Tishani moved to London in 1999 and landed her first and last fulltime job as the assistant to the advertising department at Harper’s & Queen magazine. The glamour of Gucci and Prada was exciting for a while, but then the reality of skinny cappuccinos and spreadsheets took over. After many months of 9-5, and commuting on the London underground, she experienced an epiphany. The epiphany arrived on a rainy day in November, and the gist of it was this: maybe it’s time to go home.
In 2001 Tishani moved back to India with the idea of training to become a scuba diving instructor.

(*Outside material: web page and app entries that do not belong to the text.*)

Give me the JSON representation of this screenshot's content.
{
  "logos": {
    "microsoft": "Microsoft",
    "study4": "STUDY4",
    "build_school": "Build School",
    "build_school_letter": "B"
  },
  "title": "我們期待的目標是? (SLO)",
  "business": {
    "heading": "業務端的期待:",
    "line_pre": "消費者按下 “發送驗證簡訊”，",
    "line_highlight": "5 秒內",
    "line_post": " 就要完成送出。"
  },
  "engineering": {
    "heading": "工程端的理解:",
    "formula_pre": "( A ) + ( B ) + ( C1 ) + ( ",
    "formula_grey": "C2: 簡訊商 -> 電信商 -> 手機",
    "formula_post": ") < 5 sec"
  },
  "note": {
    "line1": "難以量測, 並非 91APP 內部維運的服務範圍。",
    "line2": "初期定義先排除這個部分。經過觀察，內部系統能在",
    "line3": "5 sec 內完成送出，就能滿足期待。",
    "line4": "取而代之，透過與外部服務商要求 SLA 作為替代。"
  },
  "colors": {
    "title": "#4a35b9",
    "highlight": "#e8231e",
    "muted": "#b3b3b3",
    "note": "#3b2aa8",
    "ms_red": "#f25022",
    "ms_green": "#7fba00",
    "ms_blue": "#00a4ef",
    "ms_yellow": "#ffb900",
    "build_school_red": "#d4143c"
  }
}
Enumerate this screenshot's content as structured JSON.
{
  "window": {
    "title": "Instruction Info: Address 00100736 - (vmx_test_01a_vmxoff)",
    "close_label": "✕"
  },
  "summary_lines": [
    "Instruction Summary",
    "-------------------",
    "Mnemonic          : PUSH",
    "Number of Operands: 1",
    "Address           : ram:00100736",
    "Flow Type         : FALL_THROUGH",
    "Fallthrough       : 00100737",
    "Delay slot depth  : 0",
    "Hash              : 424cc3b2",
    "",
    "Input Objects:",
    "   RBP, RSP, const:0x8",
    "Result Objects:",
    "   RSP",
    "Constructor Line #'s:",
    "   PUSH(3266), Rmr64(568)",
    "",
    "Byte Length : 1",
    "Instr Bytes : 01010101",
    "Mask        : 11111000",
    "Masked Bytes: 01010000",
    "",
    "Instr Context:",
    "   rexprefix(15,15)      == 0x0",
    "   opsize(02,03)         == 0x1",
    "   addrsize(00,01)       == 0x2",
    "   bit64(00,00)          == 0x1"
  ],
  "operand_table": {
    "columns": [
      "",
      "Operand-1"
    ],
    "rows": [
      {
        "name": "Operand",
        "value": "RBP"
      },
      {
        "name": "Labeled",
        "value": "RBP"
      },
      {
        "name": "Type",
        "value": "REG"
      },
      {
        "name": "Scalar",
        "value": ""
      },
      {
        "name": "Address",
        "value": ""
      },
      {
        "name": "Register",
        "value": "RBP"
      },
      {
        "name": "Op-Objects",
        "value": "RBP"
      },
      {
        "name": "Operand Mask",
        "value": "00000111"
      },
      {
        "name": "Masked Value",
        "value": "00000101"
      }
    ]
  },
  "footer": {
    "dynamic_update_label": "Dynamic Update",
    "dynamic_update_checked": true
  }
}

Instead, a serendipitous encounter with one of India’s leading choreographers – Chandralekha, resulted in an unexpected change in direction. At 26, she began a career as a dancer. For the next five years she performed with Chandralekha’s troupe in India and abroad. She also worked as a freelance journalist, tinkered with poems and began working on a novel. During this time she developed a particular disorder: chronic wanderlust combined with the need to stay rooted. She became obsessed with travel – visiting such far-flung places as Antarctica, Bhutan, Mexico, Japan, Sri Lanka, and Ethiopia, and she documented things as diverse as monasteries and hot springs, cricket and transsexuals.
In 2005, she was a finalist in the Outlook-Picador Non-Fiction competition for her essay, Excerpts from the Journal of a Delusional Widow. In 2006, she won the All-India Poetry competition for her poem, “The Day We Went to the Sea.”
Tishani published her debut collection of poetry,Countries of the Body, to critical acclaim in 2006. The book won the prestigious Forward Prize for Best First Collection, and the judges called it “A work of a striking, emerging talent, who is prepared to take risks in pursuit of sensual, emotionally engaged and passionate poetry.” Other highlights from that year include an invitation to the Hay-on-Wye festival in Wales, where she shared a stage with two of her literary heroes – Margaret Atwood and Seamus Heaney, and where she had yet another serendipitous encounter, this time with the future publisher of her novel. The future publisher and Tishani were neighbours at the same B&B; they bonded over fried eggs and literature.
Tishani’s first novel, The Pleasure Seekers, is published by Bloomsbury in the UK and USA, and Penguin India. It is currently being translated into German, Spanish, Italian and French.